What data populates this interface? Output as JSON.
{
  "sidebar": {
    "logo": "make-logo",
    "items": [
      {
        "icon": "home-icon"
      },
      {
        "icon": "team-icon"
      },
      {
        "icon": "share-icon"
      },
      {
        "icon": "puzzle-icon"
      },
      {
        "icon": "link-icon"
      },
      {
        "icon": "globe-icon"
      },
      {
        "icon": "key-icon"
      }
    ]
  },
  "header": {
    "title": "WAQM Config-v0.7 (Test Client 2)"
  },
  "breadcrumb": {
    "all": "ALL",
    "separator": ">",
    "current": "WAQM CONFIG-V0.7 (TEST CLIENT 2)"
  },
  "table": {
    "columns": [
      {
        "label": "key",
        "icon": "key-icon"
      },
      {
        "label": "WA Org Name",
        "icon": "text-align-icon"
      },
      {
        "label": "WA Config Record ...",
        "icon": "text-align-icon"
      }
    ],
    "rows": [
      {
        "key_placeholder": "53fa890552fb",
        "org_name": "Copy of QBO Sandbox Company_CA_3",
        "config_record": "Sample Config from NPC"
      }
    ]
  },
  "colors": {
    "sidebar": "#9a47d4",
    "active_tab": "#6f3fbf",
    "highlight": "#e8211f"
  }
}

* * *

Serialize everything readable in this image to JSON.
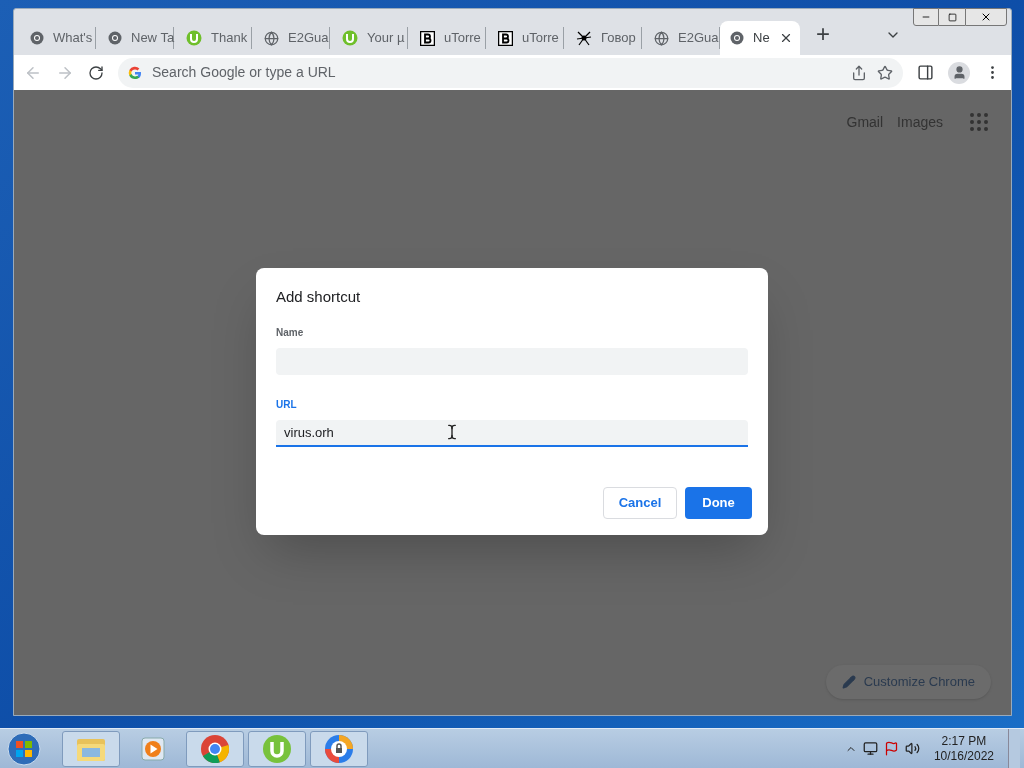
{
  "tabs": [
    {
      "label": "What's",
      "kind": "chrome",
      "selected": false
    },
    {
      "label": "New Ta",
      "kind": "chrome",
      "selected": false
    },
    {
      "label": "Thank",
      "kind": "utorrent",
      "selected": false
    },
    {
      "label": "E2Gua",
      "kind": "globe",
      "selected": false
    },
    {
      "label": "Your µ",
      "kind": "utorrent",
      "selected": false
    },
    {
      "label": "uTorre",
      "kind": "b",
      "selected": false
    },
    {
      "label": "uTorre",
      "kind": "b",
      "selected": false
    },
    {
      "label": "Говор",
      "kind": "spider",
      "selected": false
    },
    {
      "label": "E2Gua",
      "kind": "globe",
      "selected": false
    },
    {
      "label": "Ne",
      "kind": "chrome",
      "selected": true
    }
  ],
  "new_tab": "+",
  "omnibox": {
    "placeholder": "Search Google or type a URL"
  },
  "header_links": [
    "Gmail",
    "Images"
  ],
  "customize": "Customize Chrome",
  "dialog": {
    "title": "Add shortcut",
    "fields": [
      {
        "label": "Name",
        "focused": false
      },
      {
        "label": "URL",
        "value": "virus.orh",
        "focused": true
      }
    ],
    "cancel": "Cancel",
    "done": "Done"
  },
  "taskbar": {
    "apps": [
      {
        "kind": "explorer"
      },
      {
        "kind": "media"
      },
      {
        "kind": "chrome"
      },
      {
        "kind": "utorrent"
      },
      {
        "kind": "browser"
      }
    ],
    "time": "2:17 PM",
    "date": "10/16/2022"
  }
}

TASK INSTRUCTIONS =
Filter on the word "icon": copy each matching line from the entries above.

EXERCISE RESPONSE =
        "icon": "home-icon"
        "icon": "team-icon"
        "icon": "share-icon"
        "icon": "puzzle-icon"
        "icon": "link-icon"
        "icon": "globe-icon"
        "icon": "key-icon"
        "icon": "key-icon"
        "icon": "text-align-icon"
        "icon": "text-align-icon"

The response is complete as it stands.